The capitalist economy is decidedly fragile. The coronavirus pandemic, coupled with the oil conflicts between Russia and Saudi Arabia, has been causing stock prices to collapse for several days.

In Europe as in Asia and in the United States, many crucial financial centres (CAC 40, FTSE 100 …) are in worse shape than during the 2007-2008 crisis. Reacting precipitately, the European Central Bank has relaunched its purchases of securities on the markets, while Trump has suspended travel to Europe, further aggravating the stock market panic.

There is nothing exceptional about this situation. The coronavirus is only the trigger. A solid economic and social system would not bow to the knee in the face of a manageable epidemic. But the financial markets, hypertrophied by decades of laissez-faire and an overproduction fueled by the wildest liberalised capitalism, over-react to the least unexpected news. The speculative bubbles are only waiting for a situation like the one we are living in to burst and sink world capitalism into a new recession.

While the consequences of the 2008 crisis are still not being mended, the states are in debt and the monetary policies of the European and American central banks are practically at their maximum, the room for maneouvre available to react to a new crisis will be extremely reduced and will leave the economy in a dismal state.
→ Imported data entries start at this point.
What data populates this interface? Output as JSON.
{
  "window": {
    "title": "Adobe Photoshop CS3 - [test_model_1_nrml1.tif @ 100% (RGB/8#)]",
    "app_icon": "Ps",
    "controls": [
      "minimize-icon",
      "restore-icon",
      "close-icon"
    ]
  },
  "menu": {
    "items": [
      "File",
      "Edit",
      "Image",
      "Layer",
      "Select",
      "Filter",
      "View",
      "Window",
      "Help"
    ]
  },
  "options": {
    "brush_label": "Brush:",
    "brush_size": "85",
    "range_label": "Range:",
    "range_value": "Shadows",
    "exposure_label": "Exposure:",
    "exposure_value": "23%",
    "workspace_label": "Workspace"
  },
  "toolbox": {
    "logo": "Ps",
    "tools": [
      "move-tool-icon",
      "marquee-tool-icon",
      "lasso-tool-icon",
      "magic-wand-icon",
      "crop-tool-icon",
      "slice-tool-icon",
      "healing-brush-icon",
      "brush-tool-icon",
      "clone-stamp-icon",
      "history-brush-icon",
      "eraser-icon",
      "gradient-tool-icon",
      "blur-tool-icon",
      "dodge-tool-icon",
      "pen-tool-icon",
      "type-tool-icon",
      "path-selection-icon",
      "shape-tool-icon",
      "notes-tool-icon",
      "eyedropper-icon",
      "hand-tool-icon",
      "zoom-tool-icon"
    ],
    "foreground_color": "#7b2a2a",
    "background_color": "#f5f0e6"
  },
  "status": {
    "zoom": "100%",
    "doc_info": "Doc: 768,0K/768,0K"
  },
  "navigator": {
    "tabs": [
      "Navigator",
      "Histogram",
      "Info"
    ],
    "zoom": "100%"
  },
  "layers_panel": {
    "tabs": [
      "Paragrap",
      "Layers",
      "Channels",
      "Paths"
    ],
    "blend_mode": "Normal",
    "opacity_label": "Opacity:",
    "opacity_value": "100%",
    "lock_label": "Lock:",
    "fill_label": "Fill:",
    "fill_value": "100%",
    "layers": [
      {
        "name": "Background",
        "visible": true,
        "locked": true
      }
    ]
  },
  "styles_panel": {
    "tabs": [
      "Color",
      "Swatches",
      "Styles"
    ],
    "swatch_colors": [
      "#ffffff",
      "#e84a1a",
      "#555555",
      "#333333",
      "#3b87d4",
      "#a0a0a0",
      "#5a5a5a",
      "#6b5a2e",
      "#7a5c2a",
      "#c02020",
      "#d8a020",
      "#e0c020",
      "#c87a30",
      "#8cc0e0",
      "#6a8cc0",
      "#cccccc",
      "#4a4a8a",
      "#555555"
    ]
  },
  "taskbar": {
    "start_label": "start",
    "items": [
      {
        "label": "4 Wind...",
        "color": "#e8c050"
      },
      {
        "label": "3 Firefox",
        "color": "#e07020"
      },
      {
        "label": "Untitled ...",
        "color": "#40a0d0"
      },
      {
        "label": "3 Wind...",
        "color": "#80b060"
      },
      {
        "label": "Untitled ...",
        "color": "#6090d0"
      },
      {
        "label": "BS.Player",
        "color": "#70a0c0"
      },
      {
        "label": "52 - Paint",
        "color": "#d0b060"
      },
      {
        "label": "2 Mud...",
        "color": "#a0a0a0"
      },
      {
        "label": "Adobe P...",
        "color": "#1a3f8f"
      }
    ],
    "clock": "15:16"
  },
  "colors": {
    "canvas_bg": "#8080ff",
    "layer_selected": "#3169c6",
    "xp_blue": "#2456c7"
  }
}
Let something unexpected happen, and all the fine principles of the liberals collapse at breakneck speed. Free market, free movement, all this applies to times of peace and abundance. In a global market where everyone depends on everyone, a conflict, an epidemic, and here we are straight back to the most brutal state interventionism.

In his speech on March 13, where he pretended to fight the commodification of public service, Macron only demonstrated his hypocrisy and his electoralism without sketching the slightest real economic turnaround. Bourgeois governments are already working out bailouts of businesses and the financial system, and, as usual, workers will pay to save those assisted by big capital. The fiscal stimulus may limit the fall in growth. Until the next crisis …

Union Communiste Libertaire, March 13, 2020 – original text HERE